▸ **Requirement**: Write out the data below exactly as given, without any of its pictures.

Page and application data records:
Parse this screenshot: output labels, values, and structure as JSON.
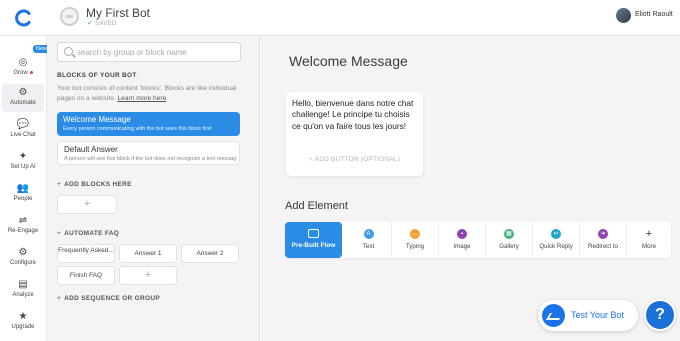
{
  "topbar": {
    "bot_name": "My First Bot",
    "saved_label": "SAVED",
    "user_name": "Eliott Raoult"
  },
  "nav": {
    "grow": "Grow",
    "new_badge": "New",
    "automate": "Automate",
    "live_chat": "Live Chat",
    "set_up_ai": "Set Up AI",
    "people": "People",
    "re_engage": "Re-Engage",
    "configure": "Configure",
    "analyze": "Analyze",
    "upgrade": "Upgrade"
  },
  "blocks": {
    "search_placeholder": "search by group or block name",
    "section_title": "BLOCKS OF YOUR BOT",
    "description": "Your bot consists of content 'blocks'. Blocks are like individual pages on a website.",
    "learn_more": "Learn more here",
    "welcome_title": "Welcome Message",
    "welcome_sub": "Every person communicating with the bot sees this block first",
    "default_title": "Default Answer",
    "default_sub": "A person will see this block if the bot does not recognize a text message",
    "add_blocks": "ADD BLOCKS HERE",
    "automate_faq": "AUTOMATE FAQ",
    "faq_items": [
      "Frequently Asked...",
      "Answer 1",
      "Answer 2",
      "Finish FAQ"
    ],
    "add_sequence": "ADD SEQUENCE OR GROUP"
  },
  "main": {
    "title": "Welcome Message",
    "message": "Hello, bienvenue dans notre chat challenge! Le principe tu choisis ce qu'on va faire tous les jours!",
    "add_button": "ADD BUTTON (OPTIONAL)",
    "add_element": "Add Element",
    "elements": [
      {
        "label": "Pre-Built Flow",
        "icon": "flow-icon"
      },
      {
        "label": "Text",
        "icon": "text-icon",
        "color": "#3d9be9"
      },
      {
        "label": "Typing",
        "icon": "typing-icon",
        "color": "#f0a23a"
      },
      {
        "label": "Image",
        "icon": "image-icon",
        "color": "#8e44ad"
      },
      {
        "label": "Gallery",
        "icon": "gallery-icon",
        "color": "#3fb37f"
      },
      {
        "label": "Quick Reply",
        "icon": "quick-reply-icon",
        "color": "#1fa7c4"
      },
      {
        "label": "Redirect to",
        "icon": "redirect-icon",
        "color": "#8e44ad"
      },
      {
        "label": "More",
        "icon": "plus-icon"
      }
    ],
    "test_bot": "Test Your Bot",
    "help": "?"
  },
  "colors": {
    "accent": "#2b8ce6",
    "messenger": "#1a73e8"
  }
}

▸ **Task solution**:
Parse this screenshot: output labels, values, and structure as JSON.
{
  "topbar": {
    "bot_name": "My First Bot",
    "saved_label": "SAVED",
    "user_name": "Eliott Raoult"
  },
  "nav": {
    "grow": "Grow",
    "new_badge": "New",
    "automate": "Automate",
    "live_chat": "Live Chat",
    "set_up_ai": "Set Up AI",
    "people": "People",
    "re_engage": "Re-Engage",
    "configure": "Configure",
    "analyze": "Analyze",
    "upgrade": "Upgrade"
  },
  "blocks": {
    "search_placeholder": "search by group or block name",
    "section_title": "BLOCKS OF YOUR BOT",
    "description": "Your bot consists of content 'blocks'. Blocks are like individual pages on a website.",
    "learn_more": "Learn more here",
    "welcome_title": "Welcome Message",
    "welcome_sub": "Every person communicating with the bot sees this block first",
    "default_title": "Default Answer",
    "default_sub": "A person will see this block if the bot does not recognize a text message",
    "add_blocks": "ADD BLOCKS HERE",
    "automate_faq": "AUTOMATE FAQ",
    "faq_items": [
      "Frequently Asked...",
      "Answer 1",
      "Answer 2",
      "Finish FAQ"
    ],
    "add_sequence": "ADD SEQUENCE OR GROUP"
  },
  "main": {
    "title": "Welcome Message",
    "message": "Hello, bienvenue dans notre chat challenge! Le principe tu choisis ce qu'on va faire tous les jours!",
    "add_button": "ADD BUTTON (OPTIONAL)",
    "add_element": "Add Element",
    "elements": [
      {
        "label": "Pre-Built Flow",
        "icon": "flow-icon"
      },
      {
        "label": "Text",
        "icon": "text-icon",
        "color": "#3d9be9"
      },
      {
        "label": "Typing",
        "icon": "typing-icon",
        "color": "#f0a23a"
      },
      {
        "label": "Image",
        "icon": "image-icon",
        "color": "#8e44ad"
      },
      {
        "label": "Gallery",
        "icon": "gallery-icon",
        "color": "#3fb37f"
      },
      {
        "label": "Quick Reply",
        "icon": "quick-reply-icon",
        "color": "#1fa7c4"
      },
      {
        "label": "Redirect to",
        "icon": "redirect-icon",
        "color": "#8e44ad"
      },
      {
        "label": "More",
        "icon": "plus-icon"
      }
    ],
    "test_bot": "Test Your Bot",
    "help": "?"
  },
  "colors": {
    "accent": "#2b8ce6",
    "messenger": "#1a73e8"
  }
}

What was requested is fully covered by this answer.